■ **Exercise**
Once you have read the entries below, repeat all of them exactly.

[Data extracted from a collection]
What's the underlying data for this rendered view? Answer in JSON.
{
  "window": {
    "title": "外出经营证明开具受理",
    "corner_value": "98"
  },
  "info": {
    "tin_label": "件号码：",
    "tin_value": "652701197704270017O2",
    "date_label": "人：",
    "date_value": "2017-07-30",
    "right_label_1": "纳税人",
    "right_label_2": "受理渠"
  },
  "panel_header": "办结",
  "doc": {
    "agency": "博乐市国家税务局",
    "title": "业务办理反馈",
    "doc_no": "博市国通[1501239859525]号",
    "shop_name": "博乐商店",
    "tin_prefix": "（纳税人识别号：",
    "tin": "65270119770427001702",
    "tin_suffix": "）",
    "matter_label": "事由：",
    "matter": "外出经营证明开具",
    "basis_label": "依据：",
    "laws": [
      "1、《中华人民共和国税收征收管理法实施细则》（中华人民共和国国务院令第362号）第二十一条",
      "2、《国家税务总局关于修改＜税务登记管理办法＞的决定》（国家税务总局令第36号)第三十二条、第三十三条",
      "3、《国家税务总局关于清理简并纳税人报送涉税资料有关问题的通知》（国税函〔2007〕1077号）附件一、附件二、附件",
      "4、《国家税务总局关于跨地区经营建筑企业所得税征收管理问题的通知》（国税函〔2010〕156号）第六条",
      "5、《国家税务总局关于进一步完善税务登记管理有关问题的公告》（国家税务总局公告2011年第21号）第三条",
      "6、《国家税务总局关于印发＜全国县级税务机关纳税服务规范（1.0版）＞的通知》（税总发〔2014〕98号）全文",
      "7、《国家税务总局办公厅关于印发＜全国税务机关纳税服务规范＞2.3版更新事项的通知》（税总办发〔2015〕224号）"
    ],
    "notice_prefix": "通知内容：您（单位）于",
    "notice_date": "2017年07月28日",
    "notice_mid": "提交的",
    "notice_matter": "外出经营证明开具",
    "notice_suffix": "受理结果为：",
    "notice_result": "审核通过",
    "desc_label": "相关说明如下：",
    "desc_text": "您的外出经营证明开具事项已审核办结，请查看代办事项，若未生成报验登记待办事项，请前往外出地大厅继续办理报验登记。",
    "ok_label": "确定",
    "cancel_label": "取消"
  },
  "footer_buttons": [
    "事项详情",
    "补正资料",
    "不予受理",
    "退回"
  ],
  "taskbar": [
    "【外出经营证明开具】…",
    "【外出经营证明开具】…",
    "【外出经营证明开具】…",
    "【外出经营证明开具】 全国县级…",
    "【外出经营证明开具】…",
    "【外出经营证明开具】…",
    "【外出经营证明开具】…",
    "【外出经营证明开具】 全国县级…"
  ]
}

■ **Answer space**
What's the underlying data for this rendered view? Answer in JSON.
{
  "window": {
    "title": "外出经营证明开具受理",
    "corner_value": "98"
  },
  "info": {
    "tin_label": "件号码：",
    "tin_value": "652701197704270017O2",
    "date_label": "人：",
    "date_value": "2017-07-30",
    "right_label_1": "纳税人",
    "right_label_2": "受理渠"
  },
  "panel_header": "办结",
  "doc": {
    "agency": "博乐市国家税务局",
    "title": "业务办理反馈",
    "doc_no": "博市国通[1501239859525]号",
    "shop_name": "博乐商店",
    "tin_prefix": "（纳税人识别号：",
    "tin": "65270119770427001702",
    "tin_suffix": "）",
    "matter_label": "事由：",
    "matter": "外出经营证明开具",
    "basis_label": "依据：",
    "laws": [
      "1、《中华人民共和国税收征收管理法实施细则》（中华人民共和国国务院令第362号）第二十一条",
      "2、《国家税务总局关于修改＜税务登记管理办法＞的决定》（国家税务总局令第36号)第三十二条、第三十三条",
      "3、《国家税务总局关于清理简并纳税人报送涉税资料有关问题的通知》（国税函〔2007〕1077号）附件一、附件二、附件",
      "4、《国家税务总局关于跨地区经营建筑企业所得税征收管理问题的通知》（国税函〔2010〕156号）第六条",
      "5、《国家税务总局关于进一步完善税务登记管理有关问题的公告》（国家税务总局公告2011年第21号）第三条",
      "6、《国家税务总局关于印发＜全国县级税务机关纳税服务规范（1.0版）＞的通知》（税总发〔2014〕98号）全文",
      "7、《国家税务总局办公厅关于印发＜全国税务机关纳税服务规范＞2.3版更新事项的通知》（税总办发〔2015〕224号）"
    ],
    "notice_prefix": "通知内容：您（单位）于",
    "notice_date": "2017年07月28日",
    "notice_mid": "提交的",
    "notice_matter": "外出经营证明开具",
    "notice_suffix": "受理结果为：",
    "notice_result": "审核通过",
    "desc_label": "相关说明如下：",
    "desc_text": "您的外出经营证明开具事项已审核办结，请查看代办事项，若未生成报验登记待办事项，请前往外出地大厅继续办理报验登记。",
    "ok_label": "确定",
    "cancel_label": "取消"
  },
  "footer_buttons": [
    "事项详情",
    "补正资料",
    "不予受理",
    "退回"
  ],
  "taskbar": [
    "【外出经营证明开具】…",
    "【外出经营证明开具】…",
    "【外出经营证明开具】…",
    "【外出经营证明开具】 全国县级…",
    "【外出经营证明开具】…",
    "【外出经营证明开具】…",
    "【外出经营证明开具】…",
    "【外出经营证明开具】 全国县级…"
  ]
}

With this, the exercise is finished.